** DATASET EXCERPTS follows **

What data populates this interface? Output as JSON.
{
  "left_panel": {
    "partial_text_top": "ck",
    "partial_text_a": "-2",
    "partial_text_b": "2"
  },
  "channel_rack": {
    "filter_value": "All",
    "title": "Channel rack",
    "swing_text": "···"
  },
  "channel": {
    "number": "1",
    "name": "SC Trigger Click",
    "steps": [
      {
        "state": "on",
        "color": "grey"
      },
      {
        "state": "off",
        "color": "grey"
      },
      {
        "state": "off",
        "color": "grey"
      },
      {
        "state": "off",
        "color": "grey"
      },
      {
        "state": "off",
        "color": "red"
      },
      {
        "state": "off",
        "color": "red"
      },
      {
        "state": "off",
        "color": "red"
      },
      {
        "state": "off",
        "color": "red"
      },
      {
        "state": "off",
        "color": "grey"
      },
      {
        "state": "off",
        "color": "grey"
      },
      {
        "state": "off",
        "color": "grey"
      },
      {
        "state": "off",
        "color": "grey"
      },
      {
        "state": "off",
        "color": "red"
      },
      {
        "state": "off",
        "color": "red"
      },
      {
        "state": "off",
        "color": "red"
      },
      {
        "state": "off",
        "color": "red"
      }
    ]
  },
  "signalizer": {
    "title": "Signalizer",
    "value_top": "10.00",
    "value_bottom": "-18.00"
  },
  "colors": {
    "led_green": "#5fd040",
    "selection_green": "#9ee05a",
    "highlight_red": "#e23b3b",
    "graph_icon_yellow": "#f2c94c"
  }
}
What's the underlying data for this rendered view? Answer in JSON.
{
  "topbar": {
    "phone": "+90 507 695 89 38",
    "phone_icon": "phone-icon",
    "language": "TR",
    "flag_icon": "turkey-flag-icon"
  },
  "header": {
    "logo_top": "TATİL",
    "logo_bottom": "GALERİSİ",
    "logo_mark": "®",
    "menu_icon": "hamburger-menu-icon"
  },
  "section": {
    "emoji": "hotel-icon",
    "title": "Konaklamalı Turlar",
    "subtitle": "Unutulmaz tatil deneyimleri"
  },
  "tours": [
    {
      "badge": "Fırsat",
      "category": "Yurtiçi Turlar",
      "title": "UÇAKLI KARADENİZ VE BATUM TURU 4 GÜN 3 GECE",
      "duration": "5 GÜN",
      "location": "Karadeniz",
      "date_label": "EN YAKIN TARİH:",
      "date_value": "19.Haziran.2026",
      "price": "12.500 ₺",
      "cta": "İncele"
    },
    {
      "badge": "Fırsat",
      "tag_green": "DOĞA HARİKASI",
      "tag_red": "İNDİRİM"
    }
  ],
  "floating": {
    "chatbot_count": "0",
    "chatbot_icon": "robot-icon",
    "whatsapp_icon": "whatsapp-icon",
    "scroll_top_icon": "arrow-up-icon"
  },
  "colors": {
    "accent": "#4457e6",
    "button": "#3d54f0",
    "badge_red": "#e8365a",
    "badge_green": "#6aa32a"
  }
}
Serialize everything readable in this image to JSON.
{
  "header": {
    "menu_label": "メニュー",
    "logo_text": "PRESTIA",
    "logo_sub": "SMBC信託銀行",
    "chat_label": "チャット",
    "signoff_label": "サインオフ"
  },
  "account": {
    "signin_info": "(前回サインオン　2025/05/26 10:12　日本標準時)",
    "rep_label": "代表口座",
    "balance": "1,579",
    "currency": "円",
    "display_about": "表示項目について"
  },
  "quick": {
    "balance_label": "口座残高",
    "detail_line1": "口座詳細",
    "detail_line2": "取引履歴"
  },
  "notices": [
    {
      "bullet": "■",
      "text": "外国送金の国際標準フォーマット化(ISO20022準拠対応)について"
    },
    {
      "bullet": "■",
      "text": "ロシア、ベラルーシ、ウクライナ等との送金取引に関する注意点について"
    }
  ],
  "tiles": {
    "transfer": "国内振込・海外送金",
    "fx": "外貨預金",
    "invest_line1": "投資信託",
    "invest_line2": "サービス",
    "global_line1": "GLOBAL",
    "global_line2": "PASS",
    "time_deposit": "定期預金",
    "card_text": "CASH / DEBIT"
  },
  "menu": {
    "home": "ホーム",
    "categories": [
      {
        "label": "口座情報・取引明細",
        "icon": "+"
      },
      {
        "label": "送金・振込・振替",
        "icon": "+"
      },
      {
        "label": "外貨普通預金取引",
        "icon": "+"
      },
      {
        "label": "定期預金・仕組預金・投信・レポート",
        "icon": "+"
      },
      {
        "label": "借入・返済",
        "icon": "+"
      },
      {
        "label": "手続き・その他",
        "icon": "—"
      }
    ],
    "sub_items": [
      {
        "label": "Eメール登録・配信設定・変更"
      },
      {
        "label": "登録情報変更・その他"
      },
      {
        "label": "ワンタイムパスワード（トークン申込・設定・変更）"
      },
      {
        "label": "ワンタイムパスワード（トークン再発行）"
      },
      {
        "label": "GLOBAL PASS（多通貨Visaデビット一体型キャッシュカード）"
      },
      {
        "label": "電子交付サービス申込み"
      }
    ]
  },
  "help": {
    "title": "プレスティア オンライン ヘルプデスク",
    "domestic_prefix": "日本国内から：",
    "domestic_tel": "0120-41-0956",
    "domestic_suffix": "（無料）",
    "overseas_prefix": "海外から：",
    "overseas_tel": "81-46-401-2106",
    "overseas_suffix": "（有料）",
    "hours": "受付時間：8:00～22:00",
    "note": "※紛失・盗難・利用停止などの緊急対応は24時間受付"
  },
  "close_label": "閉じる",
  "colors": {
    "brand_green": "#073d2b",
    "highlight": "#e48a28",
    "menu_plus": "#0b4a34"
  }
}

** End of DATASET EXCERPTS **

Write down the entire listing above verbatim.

What data populates this interface? Output as JSON.
{
  "left_panel": {
    "partial_text_top": "ck",
    "partial_text_a": "-2",
    "partial_text_b": "2"
  },
  "channel_rack": {
    "filter_value": "All",
    "title": "Channel rack",
    "swing_text": "···"
  },
  "channel": {
    "number": "1",
    "name": "SC Trigger Click",
    "steps": [
      {
        "state": "on",
        "color": "grey"
      },
      {
        "state": "off",
        "color": "grey"
      },
      {
        "state": "off",
        "color": "grey"
      },
      {
        "state": "off",
        "color": "grey"
      },
      {
        "state": "off",
        "color": "red"
      },
      {
        "state": "off",
        "color": "red"
      },
      {
        "state": "off",
        "color": "red"
      },
      {
        "state": "off",
        "color": "red"
      },
      {
        "state": "off",
        "color": "grey"
      },
      {
        "state": "off",
        "color": "grey"
      },
      {
        "state": "off",
        "color": "grey"
      },
      {
        "state": "off",
        "color": "grey"
      },
      {
        "state": "off",
        "color": "red"
      },
      {
        "state": "off",
        "color": "red"
      },
      {
        "state": "off",
        "color": "red"
      },
      {
        "state": "off",
        "color": "red"
      }
    ]
  },
  "signalizer": {
    "title": "Signalizer",
    "value_top": "10.00",
    "value_bottom": "-18.00"
  },
  "colors": {
    "led_green": "#5fd040",
    "selection_green": "#9ee05a",
    "highlight_red": "#e23b3b",
    "graph_icon_yellow": "#f2c94c"
  }
}
What's the underlying data for this rendered view? Answer in JSON.
{
  "topbar": {
    "phone": "+90 507 695 89 38",
    "phone_icon": "phone-icon",
    "language": "TR",
    "flag_icon": "turkey-flag-icon"
  },
  "header": {
    "logo_top": "TATİL",
    "logo_bottom": "GALERİSİ",
    "logo_mark": "®",
    "menu_icon": "hamburger-menu-icon"
  },
  "section": {
    "emoji": "hotel-icon",
    "title": "Konaklamalı Turlar",
    "subtitle": "Unutulmaz tatil deneyimleri"
  },
  "tours": [
    {
      "badge": "Fırsat",
      "category": "Yurtiçi Turlar",
      "title": "UÇAKLI KARADENİZ VE BATUM TURU 4 GÜN 3 GECE",
      "duration": "5 GÜN",
      "location": "Karadeniz",
      "date_label": "EN YAKIN TARİH:",
      "date_value": "19.Haziran.2026",
      "price": "12.500 ₺",
      "cta": "İncele"
    },
    {
      "badge": "Fırsat",
      "tag_green": "DOĞA HARİKASI",
      "tag_red": "İNDİRİM"
    }
  ],
  "floating": {
    "chatbot_count": "0",
    "chatbot_icon": "robot-icon",
    "whatsapp_icon": "whatsapp-icon",
    "scroll_top_icon": "arrow-up-icon"
  },
  "colors": {
    "accent": "#4457e6",
    "button": "#3d54f0",
    "badge_red": "#e8365a",
    "badge_green": "#6aa32a"
  }
}
Serialize everything readable in this image to JSON.
{
  "header": {
    "menu_label": "メニュー",
    "logo_text": "PRESTIA",
    "logo_sub": "SMBC信託銀行",
    "chat_label": "チャット",
    "signoff_label": "サインオフ"
  },
  "account": {
    "signin_info": "(前回サインオン　2025/05/26 10:12　日本標準時)",
    "rep_label": "代表口座",
    "balance": "1,579",
    "currency": "円",
    "display_about": "表示項目について"
  },
  "quick": {
    "balance_label": "口座残高",
    "detail_line1": "口座詳細",
    "detail_line2": "取引履歴"
  },
  "notices": [
    {
      "bullet": "■",
      "text": "外国送金の国際標準フォーマット化(ISO20022準拠対応)について"
    },
    {
      "bullet": "■",
      "text": "ロシア、ベラルーシ、ウクライナ等との送金取引に関する注意点について"
    }
  ],
  "tiles": {
    "transfer": "国内振込・海外送金",
    "fx": "外貨預金",
    "invest_line1": "投資信託",
    "invest_line2": "サービス",
    "global_line1": "GLOBAL",
    "global_line2": "PASS",
    "time_deposit": "定期預金",
    "card_text": "CASH / DEBIT"
  },
  "menu": {
    "home": "ホーム",
    "categories": [
      {
        "label": "口座情報・取引明細",
        "icon": "+"
      },
      {
        "label": "送金・振込・振替",
        "icon": "+"
      },
      {
        "label": "外貨普通預金取引",
        "icon": "+"
      },
      {
        "label": "定期預金・仕組預金・投信・レポート",
        "icon": "+"
      },
      {
        "label": "借入・返済",
        "icon": "+"
      },
      {
        "label": "手続き・その他",
        "icon": "—"
      }
    ],
    "sub_items": [
      {
        "label": "Eメール登録・配信設定・変更"
      },
      {
        "label": "登録情報変更・その他"
      },
      {
        "label": "ワンタイムパスワード（トークン申込・設定・変更）"
      },
      {
        "label": "ワンタイムパスワード（トークン再発行）"
      },
      {
        "label": "GLOBAL PASS（多通貨Visaデビット一体型キャッシュカード）"
      },
      {
        "label": "電子交付サービス申込み"
      }
    ]
  },
  "help": {
    "title": "プレスティア オンライン ヘルプデスク",
    "domestic_prefix": "日本国内から：",
    "domestic_tel": "0120-41-0956",
    "domestic_suffix": "（無料）",
    "overseas_prefix": "海外から：",
    "overseas_tel": "81-46-401-2106",
    "overseas_suffix": "（有料）",
    "hours": "受付時間：8:00～22:00",
    "note": "※紛失・盗難・利用停止などの緊急対応は24時間受付"
  },
  "close_label": "閉じる",
  "colors": {
    "brand_green": "#073d2b",
    "highlight": "#e48a28",
    "menu_plus": "#0b4a34"
  }
}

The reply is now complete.